nag_exp_integral (s13aac) calculates an approximate value for
using Chebyshev expansions, where is real. For , the real part of the principal value of the integral is taken. The value is infinite, and so, when , nag_exp_integral (s13aac) exits with an error and returns the largest representable machine number.
In both cases, .
For , the approximation is based on expansions proposed by Cody and Thatcher Jr. (1969). Precautions are taken to maintain good relative accuracy in the vicinity of , which corresponds to a simple zero of Ei().
nag_exp_integral (s13aac) guards against producing underflows and overflows by using the argument ; see the Users' Note for your implementation for the value of . To guard against overflow, if the function terminates and returns the negative of the largest representable machine number. To guard against underflow, if the result is set directly to zero.
Abramowitz M and Stegun I A (1972) Handbook of Mathematical Functions (3rd Edition) Dover Publications
Cody W J and Thatcher Jr. H C (1969) Rational Chebyshev approximations for the exponential integral Ei Math. Comp.23 289–303
x – doubleInput
On entry: the argument of the function.
fail – NagError *Input/Output
The NAG error argument (see Section 3.6 in the Essential Introduction).
6 Error Indicators and Warnings
An internal error has occurred in this function. Check the function call and any array sizes. If the call is correct then please contact NAG for assistance.
On entry, and the function is infinite.
The evaluation has been abandoned due to the likelihood of overflow.
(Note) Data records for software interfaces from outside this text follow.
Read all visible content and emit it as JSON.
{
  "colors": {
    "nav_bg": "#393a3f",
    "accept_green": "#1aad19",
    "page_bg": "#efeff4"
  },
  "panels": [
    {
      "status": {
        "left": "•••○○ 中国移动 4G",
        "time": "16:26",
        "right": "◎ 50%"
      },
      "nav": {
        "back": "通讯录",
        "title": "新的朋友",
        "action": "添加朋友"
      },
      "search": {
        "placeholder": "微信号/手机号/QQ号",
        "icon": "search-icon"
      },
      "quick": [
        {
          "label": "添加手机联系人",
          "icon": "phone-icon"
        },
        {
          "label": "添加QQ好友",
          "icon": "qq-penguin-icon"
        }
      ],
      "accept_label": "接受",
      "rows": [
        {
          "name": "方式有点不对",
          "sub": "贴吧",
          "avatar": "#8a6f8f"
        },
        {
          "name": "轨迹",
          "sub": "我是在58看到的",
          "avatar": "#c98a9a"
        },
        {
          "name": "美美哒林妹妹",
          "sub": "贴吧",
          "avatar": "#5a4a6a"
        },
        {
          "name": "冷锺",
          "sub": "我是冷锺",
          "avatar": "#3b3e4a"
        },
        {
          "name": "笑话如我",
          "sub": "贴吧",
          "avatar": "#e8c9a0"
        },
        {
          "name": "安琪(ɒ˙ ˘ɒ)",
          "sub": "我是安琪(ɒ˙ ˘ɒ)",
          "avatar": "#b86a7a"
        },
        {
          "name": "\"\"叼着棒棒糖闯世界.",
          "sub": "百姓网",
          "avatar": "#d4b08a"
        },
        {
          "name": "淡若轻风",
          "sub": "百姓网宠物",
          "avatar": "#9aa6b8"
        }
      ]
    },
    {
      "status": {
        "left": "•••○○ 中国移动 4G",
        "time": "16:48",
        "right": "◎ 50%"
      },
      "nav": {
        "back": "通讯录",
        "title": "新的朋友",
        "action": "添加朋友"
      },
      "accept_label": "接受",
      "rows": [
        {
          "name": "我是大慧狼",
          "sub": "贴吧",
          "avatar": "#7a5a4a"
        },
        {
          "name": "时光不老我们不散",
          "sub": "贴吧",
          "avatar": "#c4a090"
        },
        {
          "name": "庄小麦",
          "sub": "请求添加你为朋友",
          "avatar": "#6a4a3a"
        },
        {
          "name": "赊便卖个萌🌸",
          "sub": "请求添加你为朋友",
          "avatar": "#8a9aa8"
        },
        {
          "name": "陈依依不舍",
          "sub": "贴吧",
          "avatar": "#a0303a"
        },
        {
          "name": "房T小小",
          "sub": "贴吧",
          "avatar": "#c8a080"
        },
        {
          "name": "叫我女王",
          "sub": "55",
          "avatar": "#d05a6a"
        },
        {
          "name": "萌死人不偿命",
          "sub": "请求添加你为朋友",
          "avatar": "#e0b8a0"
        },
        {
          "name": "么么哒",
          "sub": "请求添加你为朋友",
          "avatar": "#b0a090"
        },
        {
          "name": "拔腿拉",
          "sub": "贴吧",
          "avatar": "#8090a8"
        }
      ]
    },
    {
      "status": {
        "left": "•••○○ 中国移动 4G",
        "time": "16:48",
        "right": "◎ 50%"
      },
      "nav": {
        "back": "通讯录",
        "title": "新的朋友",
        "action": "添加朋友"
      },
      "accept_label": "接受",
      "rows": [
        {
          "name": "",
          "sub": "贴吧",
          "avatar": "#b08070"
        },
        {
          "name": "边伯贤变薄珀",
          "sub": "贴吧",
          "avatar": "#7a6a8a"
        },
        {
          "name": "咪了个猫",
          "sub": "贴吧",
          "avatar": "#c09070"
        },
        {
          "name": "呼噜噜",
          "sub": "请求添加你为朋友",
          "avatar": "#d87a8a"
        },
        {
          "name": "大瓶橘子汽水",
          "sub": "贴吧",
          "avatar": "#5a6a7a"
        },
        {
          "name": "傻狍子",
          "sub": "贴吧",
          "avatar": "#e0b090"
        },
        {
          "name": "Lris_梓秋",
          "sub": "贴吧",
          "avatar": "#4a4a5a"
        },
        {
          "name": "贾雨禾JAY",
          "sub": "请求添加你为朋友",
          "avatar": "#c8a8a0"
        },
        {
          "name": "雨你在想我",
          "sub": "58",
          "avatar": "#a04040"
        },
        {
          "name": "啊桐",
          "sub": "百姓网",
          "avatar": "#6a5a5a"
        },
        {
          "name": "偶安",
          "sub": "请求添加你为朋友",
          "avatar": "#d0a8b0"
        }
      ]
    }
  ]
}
The argument .
Unless stated otherwise, it is assumed that .
If and are the relative errors in argument and result respectively, then in principle,
so the relative error in the argument is amplified in the result by at least a factor . The equality should hold if is greater than the machine precision ( due to data errors etc.) but if is simply a result of round-off in the machine representation, it is possible that an extra figure may be lost in internal calculation and round-off.
The behaviour of this amplification factor is shown in the following graph:
It should be noted that, for absolutely small , the amplification factor tends to zero and eventually the error in the result will be limited by machine precision.
For absolutely large ,
the absolute error in the argument.
For , empirical tests have shown that the maximum relative error is a loss of approximately decimal place.
8 Parallelism and Performance
9 Further Comments
The following program reads values of the argument from a file, evaluates the function at each value of and prints the results.